RALEIGH, N.C. (WTVD) -- Saturday, we reflect and remember the six million Jewish victims of the Holocaust in honor of International Holocaust Remembrance Day.
For the first time, the Claims Conference has compiled a database of living Jewish Holocaust survivors around the world. According to the Claim's Conference, there are 245,000 living Holocaust survivors worldwide--- 16% of which live in the United States.
There are almost 100 survivors still living in North Carolina.
Alexander 'Lex' Silbiger is a college professor in the Triangle. While he is in his late 80s, he still holds onto harrowing moments from his childhood from the Holocaust.
"I remember the German troops marching through our streets right in our neighborhood.," said Silbiger. "So that was the beginning."
Born in 1935, in the Netherlands, he was around five years old during the German invasion and occupation. Silbiger shared moments of fear of being in a basement shelter to stay safe from air raids. His father was resourceful. He converted some of their money into diamonds and hid them in a pipe, so they would have money to fund their escape.

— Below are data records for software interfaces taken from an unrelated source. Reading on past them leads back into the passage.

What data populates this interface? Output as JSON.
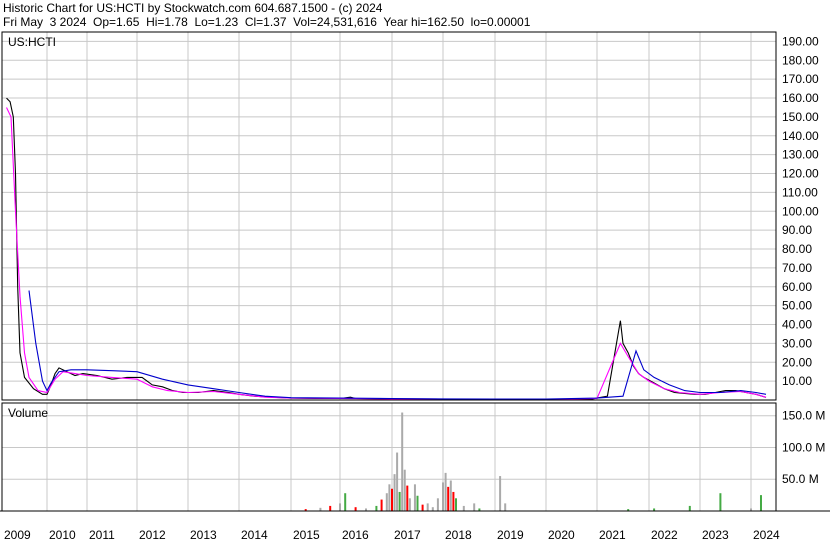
{
  "header": {
    "line1": "Historic Chart for US:HCTI by Stockwatch.com 604.687.1500 - (c) 2024",
    "line2": "Fri May  3 2024  Op=1.65  Hi=1.78  Lo=1.23  Cl=1.37  Vol=24,531,616  Year hi=162.50  lo=0.00001"
  },
  "chart_data": [
    {
      "type": "line",
      "panel": "price",
      "label": "US:HCTI",
      "x_labels": [
        "2009",
        "2010",
        "2011",
        "2012",
        "2013",
        "2014",
        "2015",
        "2016",
        "2017",
        "2018",
        "2019",
        "2020",
        "2021",
        "2022",
        "2023",
        "2024"
      ],
      "y_ticks": [
        "10.00",
        "20.00",
        "30.00",
        "40.00",
        "50.00",
        "60.00",
        "70.00",
        "80.00",
        "90.00",
        "100.00",
        "110.00",
        "120.00",
        "130.00",
        "140.00",
        "150.00",
        "160.00",
        "170.00",
        "180.00",
        "190.00"
      ],
      "ylim": [
        0,
        195
      ],
      "grid": true,
      "series": [
        {
          "color": "#000000",
          "points": [
            [
              2009.1,
              160
            ],
            [
              2009.18,
              158
            ],
            [
              2009.25,
              150
            ],
            [
              2009.3,
              120
            ],
            [
              2009.35,
              60
            ],
            [
              2009.4,
              25
            ],
            [
              2009.5,
              12
            ],
            [
              2009.7,
              6
            ],
            [
              2009.9,
              3
            ],
            [
              2010.0,
              3
            ],
            [
              2010.1,
              8
            ],
            [
              2010.2,
              14
            ],
            [
              2010.3,
              17
            ],
            [
              2010.5,
              15
            ],
            [
              2010.7,
              13
            ],
            [
              2010.9,
              14
            ],
            [
              2011.2,
              13
            ],
            [
              2011.5,
              11
            ],
            [
              2011.8,
              12
            ],
            [
              2012.1,
              12
            ],
            [
              2012.3,
              8
            ],
            [
              2012.5,
              7
            ],
            [
              2012.7,
              5
            ],
            [
              2012.9,
              4
            ],
            [
              2013.2,
              4
            ],
            [
              2013.5,
              5
            ],
            [
              2013.8,
              4
            ],
            [
              2014.0,
              3
            ],
            [
              2014.3,
              2
            ],
            [
              2014.6,
              1.5
            ],
            [
              2015.0,
              1
            ],
            [
              2015.5,
              0.8
            ],
            [
              2016.0,
              0.8
            ],
            [
              2016.2,
              1.5
            ],
            [
              2016.3,
              0.8
            ],
            [
              2017.0,
              0.6
            ],
            [
              2018.0,
              0.5
            ],
            [
              2019.0,
              0.4
            ],
            [
              2020.0,
              0.3
            ],
            [
              2020.9,
              0.5
            ],
            [
              2021.0,
              1
            ],
            [
              2021.2,
              2
            ],
            [
              2021.45,
              42
            ],
            [
              2021.5,
              30
            ],
            [
              2021.6,
              25
            ],
            [
              2021.7,
              18
            ],
            [
              2021.8,
              14
            ],
            [
              2021.9,
              12
            ],
            [
              2022.1,
              9
            ],
            [
              2022.3,
              6
            ],
            [
              2022.5,
              4
            ],
            [
              2022.7,
              3.5
            ],
            [
              2022.9,
              3
            ],
            [
              2023.1,
              3
            ],
            [
              2023.3,
              4
            ],
            [
              2023.5,
              5
            ],
            [
              2023.7,
              5
            ],
            [
              2023.9,
              4
            ],
            [
              2024.1,
              3
            ],
            [
              2024.3,
              1.4
            ]
          ]
        },
        {
          "color": "#ff00ff",
          "points": [
            [
              2009.1,
              155
            ],
            [
              2009.2,
              150
            ],
            [
              2009.3,
              100
            ],
            [
              2009.4,
              55
            ],
            [
              2009.5,
              25
            ],
            [
              2009.6,
              12
            ],
            [
              2009.8,
              5
            ],
            [
              2010.0,
              4
            ],
            [
              2010.2,
              11
            ],
            [
              2010.4,
              15
            ],
            [
              2010.7,
              14
            ],
            [
              2011.0,
              13
            ],
            [
              2011.5,
              12
            ],
            [
              2012.0,
              11
            ],
            [
              2012.3,
              7
            ],
            [
              2012.6,
              5
            ],
            [
              2013.0,
              4
            ],
            [
              2013.5,
              4.5
            ],
            [
              2014.0,
              3
            ],
            [
              2014.5,
              1.5
            ],
            [
              2015.0,
              1
            ],
            [
              2016.0,
              0.8
            ],
            [
              2017.0,
              0.6
            ],
            [
              2018.0,
              0.5
            ],
            [
              2019.0,
              0.4
            ],
            [
              2020.0,
              0.3
            ],
            [
              2021.0,
              0.8
            ],
            [
              2021.45,
              30
            ],
            [
              2021.6,
              23
            ],
            [
              2021.8,
              14
            ],
            [
              2022.0,
              10
            ],
            [
              2022.3,
              6
            ],
            [
              2022.6,
              4
            ],
            [
              2023.0,
              3
            ],
            [
              2023.4,
              4
            ],
            [
              2023.8,
              4.5
            ],
            [
              2024.1,
              3
            ],
            [
              2024.3,
              1.5
            ]
          ]
        },
        {
          "color": "#0000cc",
          "points": [
            [
              2009.6,
              58
            ],
            [
              2009.75,
              30
            ],
            [
              2009.9,
              10
            ],
            [
              2010.0,
              5
            ],
            [
              2010.1,
              9
            ],
            [
              2010.3,
              15
            ],
            [
              2010.6,
              16
            ],
            [
              2011.0,
              16
            ],
            [
              2011.5,
              15.5
            ],
            [
              2012.0,
              15
            ],
            [
              2012.5,
              11
            ],
            [
              2013.0,
              8
            ],
            [
              2013.5,
              6
            ],
            [
              2014.0,
              4
            ],
            [
              2014.5,
              2
            ],
            [
              2015.0,
              1.2
            ],
            [
              2016.0,
              1
            ],
            [
              2017.0,
              0.8
            ],
            [
              2018.0,
              0.6
            ],
            [
              2019.0,
              0.5
            ],
            [
              2020.0,
              0.5
            ],
            [
              2021.0,
              1
            ],
            [
              2021.5,
              2
            ],
            [
              2021.75,
              26
            ],
            [
              2021.9,
              16
            ],
            [
              2022.1,
              12
            ],
            [
              2022.4,
              8
            ],
            [
              2022.7,
              5
            ],
            [
              2023.0,
              4
            ],
            [
              2023.4,
              4
            ],
            [
              2023.8,
              5
            ],
            [
              2024.1,
              4
            ],
            [
              2024.3,
              3
            ]
          ]
        }
      ]
    },
    {
      "type": "bar",
      "panel": "volume",
      "label": "Volume",
      "y_ticks": [
        "50.0 M",
        "100.0 M",
        "150.0 M"
      ],
      "ylim": [
        0,
        170
      ],
      "grid": true,
      "bars": [
        {
          "x": 2015.3,
          "v": 3,
          "c": "#ff0000"
        },
        {
          "x": 2015.6,
          "v": 5,
          "c": "#aaaaaa"
        },
        {
          "x": 2015.8,
          "v": 8,
          "c": "#ff0000"
        },
        {
          "x": 2016.0,
          "v": 12,
          "c": "#aaaaaa"
        },
        {
          "x": 2016.1,
          "v": 28,
          "c": "#44aa44"
        },
        {
          "x": 2016.3,
          "v": 6,
          "c": "#ff0000"
        },
        {
          "x": 2016.5,
          "v": 4,
          "c": "#aaaaaa"
        },
        {
          "x": 2016.7,
          "v": 8,
          "c": "#44aa44"
        },
        {
          "x": 2016.8,
          "v": 18,
          "c": "#ff0000"
        },
        {
          "x": 2016.9,
          "v": 28,
          "c": "#aaaaaa"
        },
        {
          "x": 2016.95,
          "v": 42,
          "c": "#aaaaaa"
        },
        {
          "x": 2017.0,
          "v": 35,
          "c": "#ff0000"
        },
        {
          "x": 2017.05,
          "v": 58,
          "c": "#aaaaaa"
        },
        {
          "x": 2017.1,
          "v": 92,
          "c": "#aaaaaa"
        },
        {
          "x": 2017.15,
          "v": 30,
          "c": "#44aa44"
        },
        {
          "x": 2017.2,
          "v": 155,
          "c": "#aaaaaa"
        },
        {
          "x": 2017.25,
          "v": 65,
          "c": "#aaaaaa"
        },
        {
          "x": 2017.3,
          "v": 40,
          "c": "#ff0000"
        },
        {
          "x": 2017.35,
          "v": 20,
          "c": "#aaaaaa"
        },
        {
          "x": 2017.45,
          "v": 42,
          "c": "#aaaaaa"
        },
        {
          "x": 2017.5,
          "v": 24,
          "c": "#44aa44"
        },
        {
          "x": 2017.6,
          "v": 10,
          "c": "#ff0000"
        },
        {
          "x": 2017.7,
          "v": 12,
          "c": "#aaaaaa"
        },
        {
          "x": 2017.8,
          "v": 6,
          "c": "#aaaaaa"
        },
        {
          "x": 2017.9,
          "v": 20,
          "c": "#aaaaaa"
        },
        {
          "x": 2018.0,
          "v": 45,
          "c": "#aaaaaa"
        },
        {
          "x": 2018.05,
          "v": 60,
          "c": "#aaaaaa"
        },
        {
          "x": 2018.1,
          "v": 38,
          "c": "#ff0000"
        },
        {
          "x": 2018.15,
          "v": 48,
          "c": "#aaaaaa"
        },
        {
          "x": 2018.2,
          "v": 30,
          "c": "#ff0000"
        },
        {
          "x": 2018.25,
          "v": 20,
          "c": "#44aa44"
        },
        {
          "x": 2018.4,
          "v": 8,
          "c": "#aaaaaa"
        },
        {
          "x": 2018.6,
          "v": 12,
          "c": "#aaaaaa"
        },
        {
          "x": 2018.7,
          "v": 4,
          "c": "#44aa44"
        },
        {
          "x": 2019.1,
          "v": 55,
          "c": "#aaaaaa"
        },
        {
          "x": 2019.2,
          "v": 12,
          "c": "#aaaaaa"
        },
        {
          "x": 2021.6,
          "v": 3,
          "c": "#44aa44"
        },
        {
          "x": 2022.1,
          "v": 4,
          "c": "#44aa44"
        },
        {
          "x": 2022.8,
          "v": 8,
          "c": "#44aa44"
        },
        {
          "x": 2023.4,
          "v": 28,
          "c": "#44aa44"
        },
        {
          "x": 2024.0,
          "v": 4,
          "c": "#aaaaaa"
        },
        {
          "x": 2024.2,
          "v": 25,
          "c": "#44aa44"
        }
      ]
    }
  ]
}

Silbiger, his parents, and his brother fled the country and made the dangerous journey through Belgium, Spain, and France.
"I also suddenly realized I was cut off from all my friends," said Silbiger. "Everything I owned, except for a few clothes you know, my whole life just... turned around."
His family eventually made it to a refugee camp in Jamaica, however his grandparents were killed at a concentration camp.
Silbiger's family moved to the states in the 1950s.
"I have great faith that my parents would protect us... I've counted on that, that somehow they will get us through this and it'll be justified," he said. "Looking back on it, there were so many points where things could have gone wrong."
To this day, Silbiger says the past still troubles him.
"I still get very anxious when I have to go through a border crossing," said Silbiger. "When I have to deal with immigration and customs. And in fact, I see people in uniform. I mean, it's totally irrational... but I still kind of a fear there."
He speaks to groups often about the Holocaust and his family's journey.
Silbiger wants people to know that everyone plays a part in preventing racial hatred. His memoir is reserved online with the United States Holocaust Memorial Museum. His experience along with others are memorialized forever.
"And now I want them to know that they need to be careful it doesn't happen again," said Silbiger. "That that they don't become victims themselves or perpetrators, that I need to make sure."